I wake up in the twenty-fifth cosmological decade to discover that more of the crew and our precious cargo, the best of our species, asked the team on duty while I slept to sabotage their life support systems. The sky is purest black, and I’m glad we can’t see into it, even with our strongest infrared telescopes. That sky is a vast graveyard of dead stars—one hundred billion of them orbiting each other, the largest having become monstrous black holes.
When I close my eyes, I see the black corpses of stars against a bloody swath of space. I see my husband’s face and remember that, billions of years ago, our star finally burned out, leaving him to freeze to death in darkness the way our far-distant ancestors had done in caves during the Ice Age. We were supposed to have conquered all that our progenitors had feared. No one should have died in cold and darkness. And yet.
On this ship, we still have an engineer who knows how to manipulate the area around the craft so that it imitates a tachyon. This allows us to travel no slower than the speed of light, and we are now, with a dwindling number of neighbors, desperate enough to orbit a white dwarf. Again, we take energy from it but through absorbing panels, since the surface gravity is too strong for a closer approach. It’s so dark that we have to generate our own light.
I spend most of my time in aeroponics, harvesting or performing routine maintenance. Sometimes, I peek into the med bay, but almost no one goes there anymore. They simply ask someone to put them out of their misery. Why haven’t I done the same? I’m staying alive for a universe in which we were never meant to live. I suppose it’s simply that I’m stubborn enough that I need to see it through.
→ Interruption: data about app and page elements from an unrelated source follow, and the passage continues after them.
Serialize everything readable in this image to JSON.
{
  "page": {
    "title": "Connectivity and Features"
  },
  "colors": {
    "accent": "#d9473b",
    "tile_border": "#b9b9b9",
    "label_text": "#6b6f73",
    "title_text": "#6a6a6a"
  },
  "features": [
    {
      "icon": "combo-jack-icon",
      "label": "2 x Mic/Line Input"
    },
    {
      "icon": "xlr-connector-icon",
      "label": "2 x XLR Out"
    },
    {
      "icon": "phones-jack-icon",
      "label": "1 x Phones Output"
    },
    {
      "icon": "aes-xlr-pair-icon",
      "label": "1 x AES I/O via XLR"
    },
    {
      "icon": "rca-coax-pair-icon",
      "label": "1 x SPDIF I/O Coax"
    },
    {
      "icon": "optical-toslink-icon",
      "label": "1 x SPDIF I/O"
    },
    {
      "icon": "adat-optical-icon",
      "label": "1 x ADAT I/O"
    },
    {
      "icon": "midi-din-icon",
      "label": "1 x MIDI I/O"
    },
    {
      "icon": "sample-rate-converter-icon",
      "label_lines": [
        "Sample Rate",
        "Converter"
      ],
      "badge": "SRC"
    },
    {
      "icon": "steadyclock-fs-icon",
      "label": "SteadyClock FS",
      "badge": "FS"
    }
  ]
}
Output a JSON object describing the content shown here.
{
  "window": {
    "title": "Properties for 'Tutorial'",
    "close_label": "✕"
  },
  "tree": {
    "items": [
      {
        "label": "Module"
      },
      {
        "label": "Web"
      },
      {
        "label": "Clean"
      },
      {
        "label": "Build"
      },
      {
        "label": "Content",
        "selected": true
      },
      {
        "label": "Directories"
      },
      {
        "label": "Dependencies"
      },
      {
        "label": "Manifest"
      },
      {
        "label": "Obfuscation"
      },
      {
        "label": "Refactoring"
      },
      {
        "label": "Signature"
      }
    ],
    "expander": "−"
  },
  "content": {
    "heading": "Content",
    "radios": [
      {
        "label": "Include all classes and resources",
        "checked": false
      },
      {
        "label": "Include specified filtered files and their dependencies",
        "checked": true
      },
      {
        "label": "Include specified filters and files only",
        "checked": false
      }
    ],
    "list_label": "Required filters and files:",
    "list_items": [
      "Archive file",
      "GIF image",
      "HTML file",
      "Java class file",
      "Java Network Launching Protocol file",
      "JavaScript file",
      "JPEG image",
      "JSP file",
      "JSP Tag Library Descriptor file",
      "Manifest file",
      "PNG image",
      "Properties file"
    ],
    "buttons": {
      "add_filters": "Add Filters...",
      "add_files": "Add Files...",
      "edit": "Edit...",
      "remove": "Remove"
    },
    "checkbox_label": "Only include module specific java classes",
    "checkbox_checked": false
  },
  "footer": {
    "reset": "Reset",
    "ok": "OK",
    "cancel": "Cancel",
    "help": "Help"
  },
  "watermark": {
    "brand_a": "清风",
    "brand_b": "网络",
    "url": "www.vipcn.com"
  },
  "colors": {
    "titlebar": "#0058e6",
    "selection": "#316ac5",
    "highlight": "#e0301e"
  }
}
Or I need to punish myself for abandoning someone I loved—make his frozen, blue-white face staring at the night sky, always looking for me, stop haunting my nightmares. Someone has to learn the meaning of it all. I just hope there is one.
Jennifer Loring’s short fiction has been published widely, appearing in anthologies such as Nightscript IV, Not All Monsters, Would but Time Await: An Anthology of New England Folk Horror, and Arterial Bloom, as well as online in The Literary Hatchet and City. River. Tree., among many others. Longer work includes four novels and several novellas. She holds an MFA in Writing Popular Fiction with a concentration in horror fiction. Jenn lives in Philadelphia, PA, where she and her husband are owned by a turtle and two basset hounds.